■ Excerpted records:
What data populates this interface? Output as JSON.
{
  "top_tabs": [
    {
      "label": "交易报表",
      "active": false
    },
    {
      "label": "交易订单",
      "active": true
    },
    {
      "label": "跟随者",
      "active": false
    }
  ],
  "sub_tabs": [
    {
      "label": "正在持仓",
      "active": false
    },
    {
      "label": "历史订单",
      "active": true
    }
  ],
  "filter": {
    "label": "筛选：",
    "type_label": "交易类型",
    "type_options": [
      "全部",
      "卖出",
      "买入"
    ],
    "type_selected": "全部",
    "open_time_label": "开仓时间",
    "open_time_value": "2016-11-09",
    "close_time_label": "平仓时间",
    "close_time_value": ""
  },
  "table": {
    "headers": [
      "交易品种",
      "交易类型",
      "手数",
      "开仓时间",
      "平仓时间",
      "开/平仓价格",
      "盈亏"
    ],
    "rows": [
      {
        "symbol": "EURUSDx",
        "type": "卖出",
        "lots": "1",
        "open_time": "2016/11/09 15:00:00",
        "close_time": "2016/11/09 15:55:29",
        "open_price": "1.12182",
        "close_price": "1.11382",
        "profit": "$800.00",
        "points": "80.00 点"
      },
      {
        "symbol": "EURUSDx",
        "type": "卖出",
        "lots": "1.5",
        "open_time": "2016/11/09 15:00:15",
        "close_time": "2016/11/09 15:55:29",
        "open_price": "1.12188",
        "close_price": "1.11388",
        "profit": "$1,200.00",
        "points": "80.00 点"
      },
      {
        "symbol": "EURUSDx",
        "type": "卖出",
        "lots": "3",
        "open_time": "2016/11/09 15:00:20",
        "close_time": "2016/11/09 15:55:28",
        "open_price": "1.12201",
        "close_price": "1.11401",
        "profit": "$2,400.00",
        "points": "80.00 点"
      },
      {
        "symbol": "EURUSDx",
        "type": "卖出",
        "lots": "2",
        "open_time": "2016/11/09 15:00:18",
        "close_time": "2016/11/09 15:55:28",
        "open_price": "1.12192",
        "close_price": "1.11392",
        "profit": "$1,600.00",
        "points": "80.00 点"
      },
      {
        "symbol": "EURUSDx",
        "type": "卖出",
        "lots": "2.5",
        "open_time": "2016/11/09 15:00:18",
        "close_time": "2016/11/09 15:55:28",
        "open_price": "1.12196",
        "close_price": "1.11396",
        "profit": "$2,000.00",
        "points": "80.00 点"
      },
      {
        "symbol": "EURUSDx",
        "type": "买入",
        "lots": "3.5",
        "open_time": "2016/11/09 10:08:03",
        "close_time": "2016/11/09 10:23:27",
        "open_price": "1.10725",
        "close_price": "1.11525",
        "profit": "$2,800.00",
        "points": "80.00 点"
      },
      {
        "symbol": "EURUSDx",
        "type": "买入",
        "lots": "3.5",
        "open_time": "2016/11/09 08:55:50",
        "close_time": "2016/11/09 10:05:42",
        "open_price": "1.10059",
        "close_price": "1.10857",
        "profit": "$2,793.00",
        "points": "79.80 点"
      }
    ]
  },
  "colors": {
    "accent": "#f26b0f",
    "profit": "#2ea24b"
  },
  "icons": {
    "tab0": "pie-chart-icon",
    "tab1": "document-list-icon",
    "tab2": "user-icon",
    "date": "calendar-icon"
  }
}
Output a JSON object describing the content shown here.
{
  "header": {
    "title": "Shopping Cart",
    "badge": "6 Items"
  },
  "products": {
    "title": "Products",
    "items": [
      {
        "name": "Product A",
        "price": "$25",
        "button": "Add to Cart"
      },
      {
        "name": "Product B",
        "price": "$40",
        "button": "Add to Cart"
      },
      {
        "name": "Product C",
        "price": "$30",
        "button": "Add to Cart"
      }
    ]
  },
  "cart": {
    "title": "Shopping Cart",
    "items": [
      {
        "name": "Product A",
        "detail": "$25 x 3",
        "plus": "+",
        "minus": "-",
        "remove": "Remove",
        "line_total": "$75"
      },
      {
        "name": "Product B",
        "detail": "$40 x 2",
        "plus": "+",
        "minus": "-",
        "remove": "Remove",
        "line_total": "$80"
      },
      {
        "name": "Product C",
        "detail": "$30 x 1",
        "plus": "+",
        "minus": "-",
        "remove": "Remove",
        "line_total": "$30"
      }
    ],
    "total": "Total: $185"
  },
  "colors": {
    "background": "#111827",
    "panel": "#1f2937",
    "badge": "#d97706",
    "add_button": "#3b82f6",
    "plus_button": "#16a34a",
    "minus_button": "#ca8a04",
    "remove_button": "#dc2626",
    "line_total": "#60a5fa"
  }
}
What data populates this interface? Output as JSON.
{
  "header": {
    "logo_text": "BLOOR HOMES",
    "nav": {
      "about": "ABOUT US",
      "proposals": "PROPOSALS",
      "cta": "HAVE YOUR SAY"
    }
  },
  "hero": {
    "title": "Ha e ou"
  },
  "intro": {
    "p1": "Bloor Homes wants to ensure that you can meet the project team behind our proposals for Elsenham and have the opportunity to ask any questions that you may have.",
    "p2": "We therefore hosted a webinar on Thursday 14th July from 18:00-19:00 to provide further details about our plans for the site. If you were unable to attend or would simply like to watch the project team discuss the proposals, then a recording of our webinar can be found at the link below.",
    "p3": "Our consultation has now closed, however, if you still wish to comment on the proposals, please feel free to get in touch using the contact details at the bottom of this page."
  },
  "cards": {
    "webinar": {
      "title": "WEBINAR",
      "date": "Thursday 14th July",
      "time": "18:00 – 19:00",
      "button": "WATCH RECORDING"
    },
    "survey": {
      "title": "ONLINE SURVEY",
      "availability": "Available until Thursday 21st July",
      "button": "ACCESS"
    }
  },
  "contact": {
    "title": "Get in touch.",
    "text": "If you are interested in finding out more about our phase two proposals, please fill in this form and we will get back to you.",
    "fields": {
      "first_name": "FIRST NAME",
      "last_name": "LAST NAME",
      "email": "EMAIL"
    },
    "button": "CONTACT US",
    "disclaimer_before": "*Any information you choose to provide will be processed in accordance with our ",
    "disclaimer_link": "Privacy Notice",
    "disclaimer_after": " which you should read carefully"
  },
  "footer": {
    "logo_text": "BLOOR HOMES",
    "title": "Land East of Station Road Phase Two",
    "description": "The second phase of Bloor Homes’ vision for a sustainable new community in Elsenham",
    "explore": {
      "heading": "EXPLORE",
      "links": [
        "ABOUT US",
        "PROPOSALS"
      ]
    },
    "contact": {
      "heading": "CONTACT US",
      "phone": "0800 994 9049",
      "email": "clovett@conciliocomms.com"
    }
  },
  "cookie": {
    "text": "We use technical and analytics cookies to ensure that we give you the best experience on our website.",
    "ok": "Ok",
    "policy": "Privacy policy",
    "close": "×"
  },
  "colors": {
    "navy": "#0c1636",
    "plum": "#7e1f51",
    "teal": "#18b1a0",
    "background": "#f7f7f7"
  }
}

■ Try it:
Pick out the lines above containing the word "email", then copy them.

■ Result:
      "email": "EMAIL"
      "email": "clovett@conciliocomms.com"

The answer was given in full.